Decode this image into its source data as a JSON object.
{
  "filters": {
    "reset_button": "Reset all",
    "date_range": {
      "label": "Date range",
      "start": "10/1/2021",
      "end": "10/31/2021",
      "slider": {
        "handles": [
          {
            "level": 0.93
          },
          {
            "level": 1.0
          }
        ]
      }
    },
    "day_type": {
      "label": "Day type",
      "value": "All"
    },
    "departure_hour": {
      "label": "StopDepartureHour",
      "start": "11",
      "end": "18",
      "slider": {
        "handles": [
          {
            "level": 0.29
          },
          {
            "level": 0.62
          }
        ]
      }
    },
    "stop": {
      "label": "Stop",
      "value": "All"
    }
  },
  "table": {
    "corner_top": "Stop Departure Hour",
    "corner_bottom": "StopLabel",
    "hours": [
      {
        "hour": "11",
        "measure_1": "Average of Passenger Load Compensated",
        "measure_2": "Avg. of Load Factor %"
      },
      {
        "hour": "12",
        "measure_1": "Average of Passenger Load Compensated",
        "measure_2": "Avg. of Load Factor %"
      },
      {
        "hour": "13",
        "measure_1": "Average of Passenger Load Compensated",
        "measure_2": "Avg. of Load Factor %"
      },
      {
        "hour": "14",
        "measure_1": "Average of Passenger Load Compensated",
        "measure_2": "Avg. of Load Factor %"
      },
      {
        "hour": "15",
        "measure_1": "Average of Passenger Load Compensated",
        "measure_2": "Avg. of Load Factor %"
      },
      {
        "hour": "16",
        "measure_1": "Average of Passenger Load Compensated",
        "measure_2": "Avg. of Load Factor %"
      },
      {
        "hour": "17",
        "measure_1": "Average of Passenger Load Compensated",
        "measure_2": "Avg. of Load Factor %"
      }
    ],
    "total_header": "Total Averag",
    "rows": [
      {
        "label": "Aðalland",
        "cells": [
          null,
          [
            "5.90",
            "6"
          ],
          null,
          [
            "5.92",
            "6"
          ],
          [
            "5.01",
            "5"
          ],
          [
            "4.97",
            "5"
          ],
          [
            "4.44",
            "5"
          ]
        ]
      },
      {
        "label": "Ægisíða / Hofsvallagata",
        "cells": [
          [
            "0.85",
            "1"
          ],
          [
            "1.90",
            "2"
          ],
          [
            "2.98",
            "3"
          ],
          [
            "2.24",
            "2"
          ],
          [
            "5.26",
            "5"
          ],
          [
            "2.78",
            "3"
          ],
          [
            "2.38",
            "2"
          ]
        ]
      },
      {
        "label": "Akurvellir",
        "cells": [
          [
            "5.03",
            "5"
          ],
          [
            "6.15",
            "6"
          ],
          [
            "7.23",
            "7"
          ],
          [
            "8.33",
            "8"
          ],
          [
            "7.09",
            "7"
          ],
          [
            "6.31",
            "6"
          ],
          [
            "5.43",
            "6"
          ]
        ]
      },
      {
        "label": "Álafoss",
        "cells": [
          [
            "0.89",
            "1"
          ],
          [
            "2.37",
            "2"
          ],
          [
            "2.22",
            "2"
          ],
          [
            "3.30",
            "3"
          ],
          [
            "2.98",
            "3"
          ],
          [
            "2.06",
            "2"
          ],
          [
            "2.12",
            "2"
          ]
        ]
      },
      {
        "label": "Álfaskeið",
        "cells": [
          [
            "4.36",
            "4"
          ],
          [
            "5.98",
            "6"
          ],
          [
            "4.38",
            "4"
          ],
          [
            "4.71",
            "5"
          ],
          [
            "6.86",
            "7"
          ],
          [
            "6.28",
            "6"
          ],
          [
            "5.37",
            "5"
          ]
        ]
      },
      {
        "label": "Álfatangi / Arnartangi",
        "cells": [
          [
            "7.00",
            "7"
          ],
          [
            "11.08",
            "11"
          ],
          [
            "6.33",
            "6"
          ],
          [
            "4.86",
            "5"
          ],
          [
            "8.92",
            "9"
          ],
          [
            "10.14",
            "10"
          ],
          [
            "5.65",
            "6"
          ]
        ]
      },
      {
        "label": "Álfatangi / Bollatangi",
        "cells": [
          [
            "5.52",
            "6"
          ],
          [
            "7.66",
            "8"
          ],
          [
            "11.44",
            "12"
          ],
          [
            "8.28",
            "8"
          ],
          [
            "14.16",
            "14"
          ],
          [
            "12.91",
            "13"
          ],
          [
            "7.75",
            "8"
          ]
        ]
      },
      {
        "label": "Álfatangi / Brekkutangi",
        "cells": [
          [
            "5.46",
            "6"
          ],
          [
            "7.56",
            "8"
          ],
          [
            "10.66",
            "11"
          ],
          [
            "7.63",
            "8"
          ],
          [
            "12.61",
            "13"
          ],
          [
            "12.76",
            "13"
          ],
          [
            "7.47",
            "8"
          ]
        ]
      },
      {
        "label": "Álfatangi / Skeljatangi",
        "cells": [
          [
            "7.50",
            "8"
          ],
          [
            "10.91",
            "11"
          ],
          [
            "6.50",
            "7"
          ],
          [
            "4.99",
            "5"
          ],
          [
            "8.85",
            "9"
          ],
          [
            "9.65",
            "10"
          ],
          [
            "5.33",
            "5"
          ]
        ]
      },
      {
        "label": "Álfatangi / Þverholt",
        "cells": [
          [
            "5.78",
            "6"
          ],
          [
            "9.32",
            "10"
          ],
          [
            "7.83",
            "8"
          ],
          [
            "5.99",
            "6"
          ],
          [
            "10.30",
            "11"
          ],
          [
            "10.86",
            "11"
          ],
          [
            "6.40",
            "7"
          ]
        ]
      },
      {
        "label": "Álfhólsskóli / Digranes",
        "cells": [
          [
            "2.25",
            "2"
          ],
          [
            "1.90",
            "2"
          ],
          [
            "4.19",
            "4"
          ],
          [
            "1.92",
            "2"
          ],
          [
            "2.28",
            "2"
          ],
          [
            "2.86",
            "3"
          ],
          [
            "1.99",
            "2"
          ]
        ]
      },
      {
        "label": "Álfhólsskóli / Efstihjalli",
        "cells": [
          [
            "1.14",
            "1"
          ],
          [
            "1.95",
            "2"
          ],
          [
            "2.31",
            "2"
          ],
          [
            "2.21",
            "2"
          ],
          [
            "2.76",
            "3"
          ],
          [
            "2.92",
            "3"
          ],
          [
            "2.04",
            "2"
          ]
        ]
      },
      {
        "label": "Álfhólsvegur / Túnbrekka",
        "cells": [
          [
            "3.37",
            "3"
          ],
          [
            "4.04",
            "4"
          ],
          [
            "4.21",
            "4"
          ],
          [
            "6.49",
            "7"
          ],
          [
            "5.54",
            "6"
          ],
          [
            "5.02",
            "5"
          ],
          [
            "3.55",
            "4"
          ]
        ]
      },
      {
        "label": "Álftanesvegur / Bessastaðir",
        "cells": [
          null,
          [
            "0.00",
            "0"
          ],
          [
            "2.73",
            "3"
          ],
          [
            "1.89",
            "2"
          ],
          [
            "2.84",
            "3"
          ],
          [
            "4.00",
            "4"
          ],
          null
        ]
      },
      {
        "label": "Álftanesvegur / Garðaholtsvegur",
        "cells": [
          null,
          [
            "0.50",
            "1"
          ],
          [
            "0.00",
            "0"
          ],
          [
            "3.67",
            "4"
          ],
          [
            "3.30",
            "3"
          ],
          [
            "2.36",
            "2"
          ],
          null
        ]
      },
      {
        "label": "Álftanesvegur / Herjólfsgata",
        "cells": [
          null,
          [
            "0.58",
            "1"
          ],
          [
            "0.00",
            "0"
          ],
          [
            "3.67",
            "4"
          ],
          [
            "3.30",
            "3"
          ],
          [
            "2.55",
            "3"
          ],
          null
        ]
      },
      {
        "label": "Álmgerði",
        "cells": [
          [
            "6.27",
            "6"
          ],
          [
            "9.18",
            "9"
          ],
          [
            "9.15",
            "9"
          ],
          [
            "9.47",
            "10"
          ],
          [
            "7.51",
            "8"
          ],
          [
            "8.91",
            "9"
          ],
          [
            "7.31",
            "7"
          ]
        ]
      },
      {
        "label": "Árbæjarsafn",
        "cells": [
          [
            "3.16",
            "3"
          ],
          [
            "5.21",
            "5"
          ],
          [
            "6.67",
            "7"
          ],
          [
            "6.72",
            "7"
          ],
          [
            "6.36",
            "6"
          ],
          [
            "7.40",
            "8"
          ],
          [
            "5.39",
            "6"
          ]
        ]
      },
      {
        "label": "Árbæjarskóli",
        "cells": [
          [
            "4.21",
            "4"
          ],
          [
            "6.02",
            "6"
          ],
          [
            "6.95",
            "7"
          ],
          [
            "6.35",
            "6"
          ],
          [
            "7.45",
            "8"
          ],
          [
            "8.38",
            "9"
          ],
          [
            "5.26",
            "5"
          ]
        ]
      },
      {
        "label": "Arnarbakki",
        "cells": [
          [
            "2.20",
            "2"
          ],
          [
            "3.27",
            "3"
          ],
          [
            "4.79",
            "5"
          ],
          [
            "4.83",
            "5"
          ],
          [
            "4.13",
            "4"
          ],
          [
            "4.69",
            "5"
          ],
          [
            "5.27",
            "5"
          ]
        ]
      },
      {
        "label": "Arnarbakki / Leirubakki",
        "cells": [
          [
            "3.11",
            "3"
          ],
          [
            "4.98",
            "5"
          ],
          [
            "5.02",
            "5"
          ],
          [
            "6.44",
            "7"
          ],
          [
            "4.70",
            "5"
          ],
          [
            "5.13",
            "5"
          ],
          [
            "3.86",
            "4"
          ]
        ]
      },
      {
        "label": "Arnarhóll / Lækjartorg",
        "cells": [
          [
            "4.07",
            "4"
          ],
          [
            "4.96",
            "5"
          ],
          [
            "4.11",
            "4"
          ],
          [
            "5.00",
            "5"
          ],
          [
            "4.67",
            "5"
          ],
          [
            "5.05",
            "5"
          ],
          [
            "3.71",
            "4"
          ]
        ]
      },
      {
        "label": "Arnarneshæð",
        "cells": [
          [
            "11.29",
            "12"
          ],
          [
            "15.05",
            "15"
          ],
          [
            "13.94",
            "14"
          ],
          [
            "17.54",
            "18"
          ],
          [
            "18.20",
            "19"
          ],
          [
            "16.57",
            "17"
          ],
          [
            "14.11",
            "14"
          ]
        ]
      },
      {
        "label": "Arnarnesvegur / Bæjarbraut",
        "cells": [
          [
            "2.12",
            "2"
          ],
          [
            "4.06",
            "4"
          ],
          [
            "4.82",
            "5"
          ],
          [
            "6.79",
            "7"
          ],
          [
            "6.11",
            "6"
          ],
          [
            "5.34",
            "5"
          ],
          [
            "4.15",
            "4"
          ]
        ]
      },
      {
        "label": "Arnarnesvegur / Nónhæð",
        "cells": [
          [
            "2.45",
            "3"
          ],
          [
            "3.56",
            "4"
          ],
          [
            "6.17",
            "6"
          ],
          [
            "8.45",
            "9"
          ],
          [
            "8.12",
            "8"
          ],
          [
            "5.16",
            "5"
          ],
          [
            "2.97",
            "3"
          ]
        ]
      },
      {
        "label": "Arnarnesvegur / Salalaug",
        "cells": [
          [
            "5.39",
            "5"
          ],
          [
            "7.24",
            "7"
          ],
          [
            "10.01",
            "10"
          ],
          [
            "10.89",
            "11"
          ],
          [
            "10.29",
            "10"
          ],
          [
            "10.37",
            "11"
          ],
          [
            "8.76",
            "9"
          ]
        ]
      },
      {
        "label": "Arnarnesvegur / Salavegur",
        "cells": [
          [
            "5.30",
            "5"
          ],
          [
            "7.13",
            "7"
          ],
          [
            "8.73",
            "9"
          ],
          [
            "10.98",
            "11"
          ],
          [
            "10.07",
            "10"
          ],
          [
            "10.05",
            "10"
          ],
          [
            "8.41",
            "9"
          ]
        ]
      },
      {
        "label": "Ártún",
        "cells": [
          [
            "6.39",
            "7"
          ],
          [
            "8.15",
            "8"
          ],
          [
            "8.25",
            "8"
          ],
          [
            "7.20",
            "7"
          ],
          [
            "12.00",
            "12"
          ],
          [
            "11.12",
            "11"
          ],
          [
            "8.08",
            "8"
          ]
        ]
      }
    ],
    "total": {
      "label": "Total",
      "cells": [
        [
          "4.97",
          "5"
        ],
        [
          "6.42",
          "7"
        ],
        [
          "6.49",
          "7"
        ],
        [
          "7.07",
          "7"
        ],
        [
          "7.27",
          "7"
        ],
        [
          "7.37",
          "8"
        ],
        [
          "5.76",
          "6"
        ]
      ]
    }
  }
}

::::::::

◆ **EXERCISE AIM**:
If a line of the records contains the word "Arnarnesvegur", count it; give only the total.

◆ **ANSWER BOX**:
4